_Work instructions_
Return the listing below exactly as it stands. Pictures stay out.

_Data for this exercise_
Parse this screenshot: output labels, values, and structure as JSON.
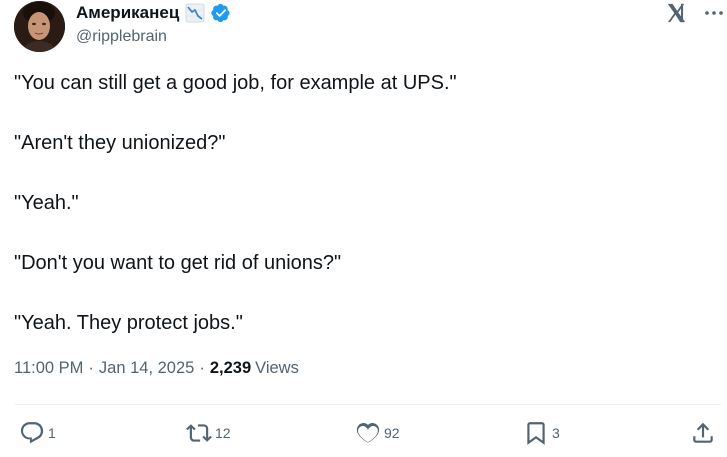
{
  "author": {
    "display_name": "Американец",
    "handle": "@ripplebrain",
    "name_emoji": "chart-decreasing-icon",
    "verified_badge": "verified-badge-icon",
    "verified_color": "#1d9bf0"
  },
  "tweet": {
    "paragraphs": [
      "\"You can still get a good job, for example at UPS.\"",
      "\"Aren't they unionized?\"",
      "\"Yeah.\"",
      "\"Don't you want to get rid of unions?\"",
      "\"Yeah. They protect jobs.\""
    ]
  },
  "meta": {
    "time": "11:00 PM",
    "separator": "·",
    "date": "Jan 14, 2025",
    "views_count": "2,239",
    "views_label": "Views"
  },
  "actions": {
    "replies": "1",
    "reposts": "12",
    "likes": "92",
    "bookmarks": "3"
  },
  "icons": {
    "x_logo": "x-logo-icon",
    "reply": "reply-icon",
    "repost": "repost-icon",
    "like": "heart-icon",
    "bookmark": "bookmark-icon",
    "share": "share-icon"
  },
  "colors": {
    "text": "#0f1419",
    "secondary": "#536471",
    "divider": "#eff3f4"
  }
}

_Solution for this task_
Parse this screenshot: output labels, values, and structure as JSON.
{
  "author": {
    "display_name": "Американец",
    "handle": "@ripplebrain",
    "name_emoji": "chart-decreasing-icon",
    "verified_badge": "verified-badge-icon",
    "verified_color": "#1d9bf0"
  },
  "tweet": {
    "paragraphs": [
      "\"You can still get a good job, for example at UPS.\"",
      "\"Aren't they unionized?\"",
      "\"Yeah.\"",
      "\"Don't you want to get rid of unions?\"",
      "\"Yeah. They protect jobs.\""
    ]
  },
  "meta": {
    "time": "11:00 PM",
    "separator": "·",
    "date": "Jan 14, 2025",
    "views_count": "2,239",
    "views_label": "Views"
  },
  "actions": {
    "replies": "1",
    "reposts": "12",
    "likes": "92",
    "bookmarks": "3"
  },
  "icons": {
    "x_logo": "x-logo-icon",
    "reply": "reply-icon",
    "repost": "repost-icon",
    "like": "heart-icon",
    "bookmark": "bookmark-icon",
    "share": "share-icon"
  },
  "colors": {
    "text": "#0f1419",
    "secondary": "#536471",
    "divider": "#eff3f4"
  }
}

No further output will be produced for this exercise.